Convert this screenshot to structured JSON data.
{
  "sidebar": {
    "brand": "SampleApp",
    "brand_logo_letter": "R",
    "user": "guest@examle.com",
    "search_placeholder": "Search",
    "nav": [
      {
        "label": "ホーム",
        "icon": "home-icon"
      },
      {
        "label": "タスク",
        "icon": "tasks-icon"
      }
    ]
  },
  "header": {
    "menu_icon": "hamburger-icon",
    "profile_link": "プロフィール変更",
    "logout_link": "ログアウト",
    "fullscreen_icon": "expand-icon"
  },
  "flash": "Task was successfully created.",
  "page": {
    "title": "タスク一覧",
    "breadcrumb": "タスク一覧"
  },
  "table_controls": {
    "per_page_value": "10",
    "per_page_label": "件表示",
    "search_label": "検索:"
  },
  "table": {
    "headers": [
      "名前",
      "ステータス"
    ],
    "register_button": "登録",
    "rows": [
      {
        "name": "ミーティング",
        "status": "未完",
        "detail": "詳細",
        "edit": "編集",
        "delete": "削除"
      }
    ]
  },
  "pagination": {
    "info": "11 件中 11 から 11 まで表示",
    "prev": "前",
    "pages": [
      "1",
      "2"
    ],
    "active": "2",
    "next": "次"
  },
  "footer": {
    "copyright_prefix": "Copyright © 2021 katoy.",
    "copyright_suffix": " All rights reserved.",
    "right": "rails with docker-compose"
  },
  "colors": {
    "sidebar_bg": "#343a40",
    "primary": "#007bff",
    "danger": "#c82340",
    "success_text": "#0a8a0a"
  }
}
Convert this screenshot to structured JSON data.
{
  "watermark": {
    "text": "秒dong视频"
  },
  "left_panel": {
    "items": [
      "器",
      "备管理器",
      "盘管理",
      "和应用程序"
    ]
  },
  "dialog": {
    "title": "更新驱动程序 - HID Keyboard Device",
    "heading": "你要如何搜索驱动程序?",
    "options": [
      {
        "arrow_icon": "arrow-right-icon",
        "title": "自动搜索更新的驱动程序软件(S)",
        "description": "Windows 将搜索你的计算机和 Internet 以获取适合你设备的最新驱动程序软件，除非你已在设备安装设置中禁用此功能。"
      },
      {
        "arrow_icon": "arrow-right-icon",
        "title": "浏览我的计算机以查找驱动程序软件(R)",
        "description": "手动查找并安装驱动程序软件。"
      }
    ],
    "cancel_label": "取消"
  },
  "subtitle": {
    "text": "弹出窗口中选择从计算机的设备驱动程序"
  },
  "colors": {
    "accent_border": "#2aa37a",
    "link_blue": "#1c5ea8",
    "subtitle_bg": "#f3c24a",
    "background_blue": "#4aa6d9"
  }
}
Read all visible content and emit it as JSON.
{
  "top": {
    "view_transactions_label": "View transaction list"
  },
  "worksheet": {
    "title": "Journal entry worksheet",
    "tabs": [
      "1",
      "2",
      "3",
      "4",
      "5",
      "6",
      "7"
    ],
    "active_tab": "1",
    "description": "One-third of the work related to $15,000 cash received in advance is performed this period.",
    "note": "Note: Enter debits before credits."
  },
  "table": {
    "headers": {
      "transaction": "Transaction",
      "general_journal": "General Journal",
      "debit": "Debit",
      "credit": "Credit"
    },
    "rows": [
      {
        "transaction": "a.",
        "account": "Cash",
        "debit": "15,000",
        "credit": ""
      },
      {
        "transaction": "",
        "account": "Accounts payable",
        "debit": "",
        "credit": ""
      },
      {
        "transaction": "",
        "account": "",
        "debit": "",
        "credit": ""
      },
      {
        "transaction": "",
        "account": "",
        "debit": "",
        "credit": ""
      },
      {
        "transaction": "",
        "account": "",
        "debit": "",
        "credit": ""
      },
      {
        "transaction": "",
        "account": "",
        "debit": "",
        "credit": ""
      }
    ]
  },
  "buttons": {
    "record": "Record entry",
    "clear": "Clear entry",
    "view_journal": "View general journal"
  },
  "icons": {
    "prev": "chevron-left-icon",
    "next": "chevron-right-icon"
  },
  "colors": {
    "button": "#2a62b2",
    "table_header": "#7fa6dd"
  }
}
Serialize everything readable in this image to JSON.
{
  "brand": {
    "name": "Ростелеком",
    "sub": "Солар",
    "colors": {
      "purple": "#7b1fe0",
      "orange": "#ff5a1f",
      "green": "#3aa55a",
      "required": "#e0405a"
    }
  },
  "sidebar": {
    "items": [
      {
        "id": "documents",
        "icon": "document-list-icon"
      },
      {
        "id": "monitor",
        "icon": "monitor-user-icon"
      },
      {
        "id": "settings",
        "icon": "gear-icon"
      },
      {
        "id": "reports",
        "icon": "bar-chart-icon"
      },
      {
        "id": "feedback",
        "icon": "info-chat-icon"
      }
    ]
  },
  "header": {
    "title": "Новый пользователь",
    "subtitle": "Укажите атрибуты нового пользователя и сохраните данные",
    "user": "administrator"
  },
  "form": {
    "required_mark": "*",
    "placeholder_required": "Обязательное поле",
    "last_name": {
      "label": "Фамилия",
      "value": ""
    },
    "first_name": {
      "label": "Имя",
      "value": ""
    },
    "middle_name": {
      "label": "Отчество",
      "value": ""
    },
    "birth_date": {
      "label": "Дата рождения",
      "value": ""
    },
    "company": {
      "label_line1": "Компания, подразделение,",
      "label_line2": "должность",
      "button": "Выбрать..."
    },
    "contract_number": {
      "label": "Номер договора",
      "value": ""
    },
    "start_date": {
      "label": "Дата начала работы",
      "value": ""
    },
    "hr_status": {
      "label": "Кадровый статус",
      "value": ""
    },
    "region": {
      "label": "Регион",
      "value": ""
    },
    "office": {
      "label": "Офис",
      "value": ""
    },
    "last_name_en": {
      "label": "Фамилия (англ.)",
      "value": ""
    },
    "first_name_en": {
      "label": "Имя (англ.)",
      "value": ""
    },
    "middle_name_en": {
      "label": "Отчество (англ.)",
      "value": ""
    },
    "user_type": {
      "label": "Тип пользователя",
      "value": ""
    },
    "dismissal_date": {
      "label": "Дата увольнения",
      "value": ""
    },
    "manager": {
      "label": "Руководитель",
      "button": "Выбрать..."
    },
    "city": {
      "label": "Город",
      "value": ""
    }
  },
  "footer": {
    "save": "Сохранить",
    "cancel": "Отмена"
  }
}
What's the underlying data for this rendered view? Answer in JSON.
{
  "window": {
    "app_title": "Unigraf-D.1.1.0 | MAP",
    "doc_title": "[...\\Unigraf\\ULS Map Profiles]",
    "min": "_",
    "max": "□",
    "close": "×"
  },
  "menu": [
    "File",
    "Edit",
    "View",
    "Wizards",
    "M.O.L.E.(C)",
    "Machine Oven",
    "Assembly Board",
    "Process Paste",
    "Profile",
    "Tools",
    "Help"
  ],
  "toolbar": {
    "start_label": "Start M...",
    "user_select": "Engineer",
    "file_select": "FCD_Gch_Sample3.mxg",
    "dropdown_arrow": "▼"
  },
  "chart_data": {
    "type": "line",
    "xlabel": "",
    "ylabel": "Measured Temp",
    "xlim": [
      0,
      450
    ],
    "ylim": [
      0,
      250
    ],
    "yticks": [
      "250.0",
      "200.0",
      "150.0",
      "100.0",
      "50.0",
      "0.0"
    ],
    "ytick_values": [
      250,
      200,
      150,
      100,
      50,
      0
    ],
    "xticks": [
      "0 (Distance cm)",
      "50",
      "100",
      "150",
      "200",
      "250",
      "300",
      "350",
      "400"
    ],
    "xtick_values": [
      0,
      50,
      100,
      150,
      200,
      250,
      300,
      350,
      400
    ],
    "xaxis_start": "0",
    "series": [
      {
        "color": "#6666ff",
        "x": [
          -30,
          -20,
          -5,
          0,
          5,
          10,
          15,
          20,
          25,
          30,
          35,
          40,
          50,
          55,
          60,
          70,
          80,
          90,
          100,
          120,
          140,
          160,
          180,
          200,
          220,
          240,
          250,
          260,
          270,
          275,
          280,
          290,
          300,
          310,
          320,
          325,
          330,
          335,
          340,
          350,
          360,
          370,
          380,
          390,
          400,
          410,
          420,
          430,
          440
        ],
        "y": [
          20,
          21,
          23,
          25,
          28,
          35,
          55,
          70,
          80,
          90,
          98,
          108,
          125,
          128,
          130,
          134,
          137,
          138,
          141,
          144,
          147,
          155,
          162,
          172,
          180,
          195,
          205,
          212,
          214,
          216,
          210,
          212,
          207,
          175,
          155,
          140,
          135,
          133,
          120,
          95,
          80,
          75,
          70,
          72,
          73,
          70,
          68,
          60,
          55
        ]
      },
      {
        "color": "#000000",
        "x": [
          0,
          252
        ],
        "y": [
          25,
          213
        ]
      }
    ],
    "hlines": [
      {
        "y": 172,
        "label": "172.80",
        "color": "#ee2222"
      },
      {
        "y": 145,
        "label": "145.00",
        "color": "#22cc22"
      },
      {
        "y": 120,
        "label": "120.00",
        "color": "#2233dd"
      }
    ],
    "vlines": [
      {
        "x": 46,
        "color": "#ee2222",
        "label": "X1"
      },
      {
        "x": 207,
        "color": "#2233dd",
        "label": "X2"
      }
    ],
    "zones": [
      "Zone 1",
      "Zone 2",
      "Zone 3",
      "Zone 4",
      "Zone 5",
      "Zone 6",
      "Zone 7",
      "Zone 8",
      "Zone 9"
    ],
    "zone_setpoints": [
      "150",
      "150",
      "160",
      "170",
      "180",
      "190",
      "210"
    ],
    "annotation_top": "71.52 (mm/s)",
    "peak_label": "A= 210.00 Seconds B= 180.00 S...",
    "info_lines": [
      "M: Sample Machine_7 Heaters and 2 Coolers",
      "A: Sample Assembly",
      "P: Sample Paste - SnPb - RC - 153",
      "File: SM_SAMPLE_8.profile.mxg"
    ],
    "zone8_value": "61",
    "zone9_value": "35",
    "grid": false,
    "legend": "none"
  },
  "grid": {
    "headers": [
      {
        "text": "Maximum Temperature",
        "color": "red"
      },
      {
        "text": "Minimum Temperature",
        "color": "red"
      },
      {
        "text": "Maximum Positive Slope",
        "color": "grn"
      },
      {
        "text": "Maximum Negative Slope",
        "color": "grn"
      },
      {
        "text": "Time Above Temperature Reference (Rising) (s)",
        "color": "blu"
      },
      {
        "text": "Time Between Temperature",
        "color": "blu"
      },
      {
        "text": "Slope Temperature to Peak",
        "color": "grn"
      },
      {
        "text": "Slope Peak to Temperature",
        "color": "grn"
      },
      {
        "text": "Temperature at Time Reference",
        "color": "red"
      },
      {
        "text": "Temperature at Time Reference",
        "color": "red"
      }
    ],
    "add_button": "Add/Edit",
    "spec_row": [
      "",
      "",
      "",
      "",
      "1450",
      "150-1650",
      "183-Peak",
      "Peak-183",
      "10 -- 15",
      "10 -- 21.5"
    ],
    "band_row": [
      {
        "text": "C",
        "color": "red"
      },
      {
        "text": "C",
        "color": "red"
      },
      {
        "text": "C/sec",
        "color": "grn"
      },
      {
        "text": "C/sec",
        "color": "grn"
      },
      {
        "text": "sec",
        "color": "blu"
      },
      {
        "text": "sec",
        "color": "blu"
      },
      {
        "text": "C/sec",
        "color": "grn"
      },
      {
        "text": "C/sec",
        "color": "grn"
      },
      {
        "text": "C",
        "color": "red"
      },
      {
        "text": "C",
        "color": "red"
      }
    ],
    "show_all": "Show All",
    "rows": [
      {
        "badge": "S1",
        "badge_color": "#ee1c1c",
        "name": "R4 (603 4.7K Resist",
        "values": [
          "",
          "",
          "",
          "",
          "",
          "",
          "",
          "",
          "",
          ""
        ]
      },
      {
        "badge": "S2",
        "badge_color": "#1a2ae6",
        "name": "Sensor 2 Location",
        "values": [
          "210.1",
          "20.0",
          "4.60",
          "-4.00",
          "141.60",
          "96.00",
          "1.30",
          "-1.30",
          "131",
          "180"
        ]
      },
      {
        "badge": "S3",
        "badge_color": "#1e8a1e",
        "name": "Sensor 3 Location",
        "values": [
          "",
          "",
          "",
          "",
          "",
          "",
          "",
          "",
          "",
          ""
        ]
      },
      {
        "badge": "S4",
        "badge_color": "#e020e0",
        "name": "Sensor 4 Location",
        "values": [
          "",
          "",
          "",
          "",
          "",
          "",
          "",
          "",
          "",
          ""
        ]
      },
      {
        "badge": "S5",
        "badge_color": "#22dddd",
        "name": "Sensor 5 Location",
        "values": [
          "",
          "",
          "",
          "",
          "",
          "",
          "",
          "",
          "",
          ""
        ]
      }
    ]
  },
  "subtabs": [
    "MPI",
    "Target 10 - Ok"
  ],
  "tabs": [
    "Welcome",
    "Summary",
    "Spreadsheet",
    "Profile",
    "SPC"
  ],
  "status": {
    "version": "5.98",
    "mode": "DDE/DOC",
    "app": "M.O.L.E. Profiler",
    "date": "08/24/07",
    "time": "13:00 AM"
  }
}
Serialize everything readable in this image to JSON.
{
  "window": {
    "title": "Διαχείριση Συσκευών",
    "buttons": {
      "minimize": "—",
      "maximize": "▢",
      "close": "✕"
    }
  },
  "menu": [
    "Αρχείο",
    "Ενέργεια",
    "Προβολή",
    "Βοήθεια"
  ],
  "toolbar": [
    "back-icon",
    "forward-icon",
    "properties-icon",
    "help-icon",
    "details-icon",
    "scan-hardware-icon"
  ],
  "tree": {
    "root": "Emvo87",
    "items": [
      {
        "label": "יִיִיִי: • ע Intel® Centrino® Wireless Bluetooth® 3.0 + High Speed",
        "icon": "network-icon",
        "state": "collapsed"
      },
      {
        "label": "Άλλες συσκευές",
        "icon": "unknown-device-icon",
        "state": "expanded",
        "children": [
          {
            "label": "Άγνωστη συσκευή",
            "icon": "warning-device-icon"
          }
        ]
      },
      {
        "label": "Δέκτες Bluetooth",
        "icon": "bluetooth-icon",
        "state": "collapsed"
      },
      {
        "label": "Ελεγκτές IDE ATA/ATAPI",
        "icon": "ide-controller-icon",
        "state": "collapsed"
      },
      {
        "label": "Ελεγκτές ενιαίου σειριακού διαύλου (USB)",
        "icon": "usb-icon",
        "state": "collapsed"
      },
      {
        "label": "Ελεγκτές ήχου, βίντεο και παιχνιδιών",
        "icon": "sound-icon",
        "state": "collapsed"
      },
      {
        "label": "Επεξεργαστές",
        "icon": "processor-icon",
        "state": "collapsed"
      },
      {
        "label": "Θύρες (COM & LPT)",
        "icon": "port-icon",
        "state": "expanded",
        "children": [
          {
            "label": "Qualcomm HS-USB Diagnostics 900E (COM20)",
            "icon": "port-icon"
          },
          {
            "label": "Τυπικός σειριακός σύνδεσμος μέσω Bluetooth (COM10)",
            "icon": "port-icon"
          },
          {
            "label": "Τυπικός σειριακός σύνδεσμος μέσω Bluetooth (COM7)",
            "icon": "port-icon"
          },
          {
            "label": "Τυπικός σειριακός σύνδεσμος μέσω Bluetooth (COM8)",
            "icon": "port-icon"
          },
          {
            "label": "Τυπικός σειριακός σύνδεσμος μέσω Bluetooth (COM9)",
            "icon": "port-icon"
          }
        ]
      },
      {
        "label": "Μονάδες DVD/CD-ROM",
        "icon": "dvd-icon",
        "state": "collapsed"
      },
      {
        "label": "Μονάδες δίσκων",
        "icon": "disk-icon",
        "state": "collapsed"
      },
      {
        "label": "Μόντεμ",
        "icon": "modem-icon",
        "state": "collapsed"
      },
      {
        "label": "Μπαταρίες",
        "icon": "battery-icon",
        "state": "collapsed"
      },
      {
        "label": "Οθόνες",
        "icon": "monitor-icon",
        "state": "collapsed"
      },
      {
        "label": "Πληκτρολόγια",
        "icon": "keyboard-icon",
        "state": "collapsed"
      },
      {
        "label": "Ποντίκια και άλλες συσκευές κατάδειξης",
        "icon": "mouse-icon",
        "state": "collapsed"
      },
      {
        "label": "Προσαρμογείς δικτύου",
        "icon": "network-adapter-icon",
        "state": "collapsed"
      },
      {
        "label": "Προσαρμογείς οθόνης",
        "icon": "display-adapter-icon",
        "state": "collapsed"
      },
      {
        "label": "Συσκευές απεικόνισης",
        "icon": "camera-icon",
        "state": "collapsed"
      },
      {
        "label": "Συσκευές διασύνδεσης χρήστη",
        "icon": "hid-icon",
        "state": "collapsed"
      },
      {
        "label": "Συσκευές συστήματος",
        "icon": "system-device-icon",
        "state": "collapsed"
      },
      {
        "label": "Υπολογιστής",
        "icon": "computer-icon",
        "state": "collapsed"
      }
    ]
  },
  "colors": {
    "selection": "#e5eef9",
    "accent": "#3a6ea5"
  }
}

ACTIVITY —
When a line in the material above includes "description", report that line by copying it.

RESPONSE AREA —
        "description": "Windows 将搜索你的计算机和 Internet 以获取适合你设备的最新驱动程序软件，除非你已在设备安装设置中禁用此功能。"
        "description": "手动查找并安装驱动程序软件。"
    "description": "One-third of the work related to $15,000 cash received in advance is performed this period.",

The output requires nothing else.